This post is already pretty long, and I have 5 more points about Mum Guilt that I'd like to share. I hope you don't mind, but I will continue this blog post on Wednesday. Please leave a comment below if any of these points resonate with you, and check out Part 2 of this post on Wednesday.


  1. Thanks for sharing. I've also experienced a lot of mummy guilt. Like you, I also had trouble producing milk despite taking so many supplements. I stopped at two months. Definitely felt guilty about it. But, my biggest source of guilt was putting him in daycare at 4months. Some days I still feel guilty about it because he spends 8-10hrs there. It's not easy being the ideal mother, we just need to learn to cut ourselves some slack like you rightly said.

    1. Awwww, it's okay. I'm sure if you (and I) had a choice, we would stay at home with the baby or at least work shorter hours and not keep them at daycare for so long. It's not an easy choice to make, but I remind myself that I need to earn an income to take care of her needs. If I stay home, there's no money coming in and I wouldn't even be able to pay my cell phone bill.

      You're a great mother darl'n!!!

  2. I can relate to some of this. On the hair thing...I let my daughter's hair be in a TWA sometimes. First of all, her hair is thick but it's grown slowly so I let her rock her twa until it was long enough to do some styles with it. Don't me wrong, I like seeing her with her hair styled but I also like to let her rock a fro. She's a child, I don't want to be snatching edges and gelling, there's enough time for that. Plus I want her to know it's okay to do the 'fro.

    Sometimes I see friends' babies with the snatched edges and wonder if I'm being judged. It doesn't help that I had one or two (well-meaning) people ask me when I was going to start "making" he hair...*eyeroll* But these are also people who would not understand a wild and free afro. Basically I'm getting over it but I do still feel judged sometimes.

    1. I SOOOOOOOOOOOOOOOOOOOOOOO want to just let Cocoa's fro fly free! I just have not managed to get it the way I want, since the back hair is so short. But I dream of the days when I can just have her wear her fro and go.

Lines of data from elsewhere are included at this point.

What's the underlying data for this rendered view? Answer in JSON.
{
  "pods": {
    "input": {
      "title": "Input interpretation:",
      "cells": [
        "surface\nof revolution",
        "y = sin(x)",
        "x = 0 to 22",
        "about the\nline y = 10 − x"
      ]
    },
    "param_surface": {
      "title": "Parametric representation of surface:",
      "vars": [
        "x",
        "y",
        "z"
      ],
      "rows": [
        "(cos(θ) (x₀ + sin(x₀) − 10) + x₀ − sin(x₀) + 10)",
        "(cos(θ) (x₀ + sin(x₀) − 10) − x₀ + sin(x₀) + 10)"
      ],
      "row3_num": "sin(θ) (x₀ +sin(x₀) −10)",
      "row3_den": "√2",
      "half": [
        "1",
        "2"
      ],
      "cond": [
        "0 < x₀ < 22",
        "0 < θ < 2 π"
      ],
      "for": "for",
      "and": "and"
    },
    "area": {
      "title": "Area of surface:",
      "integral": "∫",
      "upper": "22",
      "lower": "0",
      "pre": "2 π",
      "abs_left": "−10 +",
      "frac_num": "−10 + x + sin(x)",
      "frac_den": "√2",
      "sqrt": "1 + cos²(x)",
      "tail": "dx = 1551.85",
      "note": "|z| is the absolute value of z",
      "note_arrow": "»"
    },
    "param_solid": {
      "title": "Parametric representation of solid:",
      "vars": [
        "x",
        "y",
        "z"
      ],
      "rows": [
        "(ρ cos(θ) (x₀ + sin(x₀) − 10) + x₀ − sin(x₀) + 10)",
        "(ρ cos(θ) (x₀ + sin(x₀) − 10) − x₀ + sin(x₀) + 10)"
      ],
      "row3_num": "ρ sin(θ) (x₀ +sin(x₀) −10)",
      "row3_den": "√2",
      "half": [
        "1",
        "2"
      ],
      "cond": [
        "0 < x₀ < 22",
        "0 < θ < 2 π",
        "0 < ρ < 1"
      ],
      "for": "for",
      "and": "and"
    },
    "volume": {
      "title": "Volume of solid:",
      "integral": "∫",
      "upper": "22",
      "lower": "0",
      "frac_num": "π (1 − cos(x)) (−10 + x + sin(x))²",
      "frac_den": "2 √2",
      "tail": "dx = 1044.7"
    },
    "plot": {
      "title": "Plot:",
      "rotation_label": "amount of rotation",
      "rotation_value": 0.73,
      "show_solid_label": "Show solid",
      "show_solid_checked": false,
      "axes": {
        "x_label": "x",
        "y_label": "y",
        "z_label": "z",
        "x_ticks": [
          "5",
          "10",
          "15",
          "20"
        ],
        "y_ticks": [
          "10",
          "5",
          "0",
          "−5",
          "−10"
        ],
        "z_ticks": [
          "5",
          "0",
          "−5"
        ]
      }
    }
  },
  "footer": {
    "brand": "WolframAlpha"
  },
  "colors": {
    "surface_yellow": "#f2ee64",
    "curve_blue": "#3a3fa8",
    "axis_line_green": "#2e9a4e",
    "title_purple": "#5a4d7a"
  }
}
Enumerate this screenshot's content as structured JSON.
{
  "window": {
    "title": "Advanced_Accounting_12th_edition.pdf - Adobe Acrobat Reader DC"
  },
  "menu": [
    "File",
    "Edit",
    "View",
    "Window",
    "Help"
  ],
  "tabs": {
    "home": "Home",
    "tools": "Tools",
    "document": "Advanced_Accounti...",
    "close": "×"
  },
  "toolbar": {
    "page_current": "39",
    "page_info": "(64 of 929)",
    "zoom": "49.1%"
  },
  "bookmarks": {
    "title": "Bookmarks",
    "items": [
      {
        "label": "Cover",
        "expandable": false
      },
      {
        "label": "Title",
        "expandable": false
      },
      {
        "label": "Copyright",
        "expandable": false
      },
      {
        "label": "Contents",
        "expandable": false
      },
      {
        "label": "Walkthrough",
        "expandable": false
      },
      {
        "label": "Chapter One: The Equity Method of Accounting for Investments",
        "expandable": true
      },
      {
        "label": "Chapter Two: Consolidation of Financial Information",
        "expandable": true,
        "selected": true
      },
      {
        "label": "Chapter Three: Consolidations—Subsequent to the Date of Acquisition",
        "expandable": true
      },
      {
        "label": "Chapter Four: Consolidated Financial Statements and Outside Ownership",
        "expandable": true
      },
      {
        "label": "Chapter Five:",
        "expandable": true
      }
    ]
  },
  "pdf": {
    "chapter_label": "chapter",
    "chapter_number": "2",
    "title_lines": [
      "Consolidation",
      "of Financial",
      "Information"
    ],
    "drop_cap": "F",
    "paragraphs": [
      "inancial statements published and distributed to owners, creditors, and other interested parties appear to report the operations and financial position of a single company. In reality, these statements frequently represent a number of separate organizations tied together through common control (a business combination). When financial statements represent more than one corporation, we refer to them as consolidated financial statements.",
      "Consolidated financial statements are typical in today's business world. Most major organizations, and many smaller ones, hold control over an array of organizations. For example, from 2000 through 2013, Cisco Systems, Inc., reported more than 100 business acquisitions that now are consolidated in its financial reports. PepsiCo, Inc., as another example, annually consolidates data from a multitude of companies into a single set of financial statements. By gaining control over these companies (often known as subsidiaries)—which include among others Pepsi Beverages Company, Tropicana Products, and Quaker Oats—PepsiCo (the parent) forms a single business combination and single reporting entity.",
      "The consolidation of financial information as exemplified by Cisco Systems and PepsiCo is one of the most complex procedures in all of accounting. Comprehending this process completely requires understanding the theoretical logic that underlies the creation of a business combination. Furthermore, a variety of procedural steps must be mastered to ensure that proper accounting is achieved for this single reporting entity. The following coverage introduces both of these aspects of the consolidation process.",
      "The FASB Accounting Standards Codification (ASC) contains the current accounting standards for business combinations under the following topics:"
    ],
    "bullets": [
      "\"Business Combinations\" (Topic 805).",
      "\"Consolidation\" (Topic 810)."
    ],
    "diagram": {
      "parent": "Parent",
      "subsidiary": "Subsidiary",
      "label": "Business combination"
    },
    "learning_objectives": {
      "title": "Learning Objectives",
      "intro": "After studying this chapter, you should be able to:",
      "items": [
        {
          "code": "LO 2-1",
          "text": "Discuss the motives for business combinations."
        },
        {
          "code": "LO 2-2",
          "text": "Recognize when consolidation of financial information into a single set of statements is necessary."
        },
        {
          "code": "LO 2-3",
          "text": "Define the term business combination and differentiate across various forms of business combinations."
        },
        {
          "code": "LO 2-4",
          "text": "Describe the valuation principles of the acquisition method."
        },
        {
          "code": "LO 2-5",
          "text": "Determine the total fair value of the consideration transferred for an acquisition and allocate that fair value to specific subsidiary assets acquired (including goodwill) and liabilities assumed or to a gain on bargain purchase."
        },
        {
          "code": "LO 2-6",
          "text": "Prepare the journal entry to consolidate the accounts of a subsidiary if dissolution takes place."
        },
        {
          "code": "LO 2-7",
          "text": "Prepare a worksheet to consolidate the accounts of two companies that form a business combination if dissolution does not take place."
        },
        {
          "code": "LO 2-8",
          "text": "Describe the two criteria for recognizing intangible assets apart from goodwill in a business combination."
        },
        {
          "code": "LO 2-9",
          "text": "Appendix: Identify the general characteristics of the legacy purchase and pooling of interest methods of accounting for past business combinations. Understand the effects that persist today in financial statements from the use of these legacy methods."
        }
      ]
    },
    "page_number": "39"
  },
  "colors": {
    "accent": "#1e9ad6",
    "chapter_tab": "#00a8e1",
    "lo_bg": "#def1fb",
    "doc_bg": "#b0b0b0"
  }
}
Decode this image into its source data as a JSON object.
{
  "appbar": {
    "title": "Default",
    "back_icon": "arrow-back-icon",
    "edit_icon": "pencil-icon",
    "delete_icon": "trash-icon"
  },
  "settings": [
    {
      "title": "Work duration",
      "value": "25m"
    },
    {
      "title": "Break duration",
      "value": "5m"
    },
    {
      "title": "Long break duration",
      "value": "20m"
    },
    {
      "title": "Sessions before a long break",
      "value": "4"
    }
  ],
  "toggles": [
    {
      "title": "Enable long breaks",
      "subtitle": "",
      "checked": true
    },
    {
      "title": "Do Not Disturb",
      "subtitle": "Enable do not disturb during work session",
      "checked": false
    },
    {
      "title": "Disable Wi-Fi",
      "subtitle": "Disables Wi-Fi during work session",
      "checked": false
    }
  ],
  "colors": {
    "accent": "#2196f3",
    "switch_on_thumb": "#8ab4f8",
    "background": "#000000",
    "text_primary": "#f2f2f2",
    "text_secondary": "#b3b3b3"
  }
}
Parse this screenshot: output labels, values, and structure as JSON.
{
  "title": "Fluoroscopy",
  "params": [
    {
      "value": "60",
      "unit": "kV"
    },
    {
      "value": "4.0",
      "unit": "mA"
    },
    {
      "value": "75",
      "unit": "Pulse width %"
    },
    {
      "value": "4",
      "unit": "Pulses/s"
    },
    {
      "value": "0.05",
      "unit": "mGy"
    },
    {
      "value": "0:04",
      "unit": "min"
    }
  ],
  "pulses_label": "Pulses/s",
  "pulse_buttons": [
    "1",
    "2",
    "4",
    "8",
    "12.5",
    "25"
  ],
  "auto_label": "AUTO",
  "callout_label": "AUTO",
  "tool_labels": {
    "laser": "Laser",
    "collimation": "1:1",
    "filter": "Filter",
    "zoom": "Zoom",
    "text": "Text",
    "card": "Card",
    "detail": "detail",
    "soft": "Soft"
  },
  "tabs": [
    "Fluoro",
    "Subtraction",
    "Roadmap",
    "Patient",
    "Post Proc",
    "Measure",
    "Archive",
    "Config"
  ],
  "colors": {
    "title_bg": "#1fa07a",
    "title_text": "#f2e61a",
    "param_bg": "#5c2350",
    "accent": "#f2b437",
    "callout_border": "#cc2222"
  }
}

      Those people asking questions deserve the side eye please. Honestly, it never even occurs to me to ask anyone about their child's hair, so I don't understand the need that other people seem to have.


I'd love to hear from you about this post! Let's all learn and share our worlds.